Once the entire network is involved, it’s vital for the success of the programme that each employee can apply it to their individual role. “There isn’t a one-size fits all programme for every employee,” says Carpenter. “We need to recognise that different job roles are likely require different training plans.” Franchisors are advised to start by mapping out the data each individual interacts with to determine which elements to include in the training and which to skip. “The last thing we want to do is overload an employee with information that’s irrelevant to them,” he says.
Nevertheless, there are elements that should always be included. “The ultimate goal is to help strengthen employees’ gut instincts so they naturally make better security decisions,” Carpenter says. A good starting point is to discuss the different social-engineering tactics hackers use to exploit human nature. These strategies range from the more commonly known phishing attacks to pretexting, which is when hackers obtain privileged information under false pretences. Another common technique is called baiting. As the name suggests, people are lured to give away data by being offered something enticing like free music or tickets. To really bring the point home, educators often put workers through attack simulations. “That way you can detect if they don’t make the appropriate security decision and immediately adjust their training,” says Carpenter. Additionally, the course should cover the appropriate use of systems, secure ways of handling data and the importance of strong passwords.

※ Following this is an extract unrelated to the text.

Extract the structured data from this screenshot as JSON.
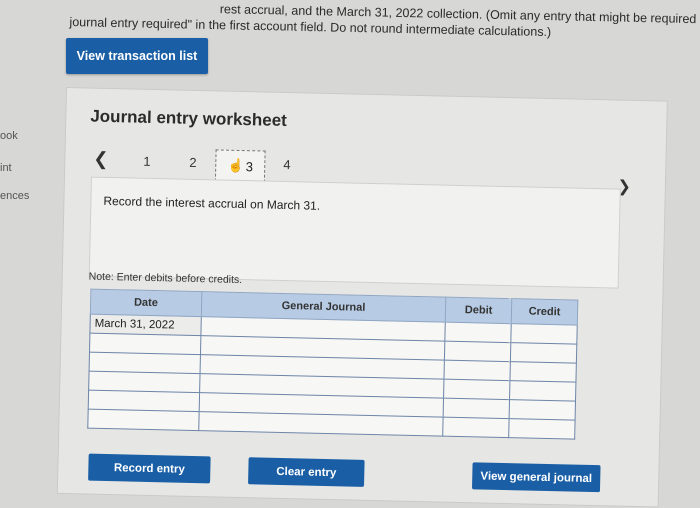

Restricting the training just to what employees do within the workplace could be a mistake, as cyber criminals aren’t just limiting their tactics to work activities: employees’ personal lives can provide hackers with another point of entry into your systems. “How people behave online at work and at home can present weaknesses that criminals exploit in order to gain access to valuable company information,” says Alashe. While it may seem innocent enough to share holiday pictures and details about conferences you may have attended, that’s the kind of information that hackers can capitalise on. For instance, they could mount attacks by looking up workers online and personalising emails to convince employees that they’re legitimate. “Cyber criminals seek to exploit this information and our human nature,” says Alashe.
However, even once franchises have completed their cybersecurity training they can’t rest on their laurels. “It’s critical that franchises don’t consider security awareness and training a one-off,” says Carpenter. “Knowledge that isn’t reinforced and skills that aren’t practiced are quickly forgotten.” Continuously refreshing skills and adding new training to counteract how cyber attacks evolve will keep the network safe in the future. “Cyber attacks are becoming more complex as technology develops and criminals are always finding new means of accessing information so people must keep up to date,” says Alashe.
Staying safe requires a lot of investment and effort but when the next major malware attack or data breach hits the headlines then the franchisor will know it was worth it. “Effective cybersecurity is not a simple task but it is a crucial one,” concludes Deakin. “It seems this message is finally getting through.”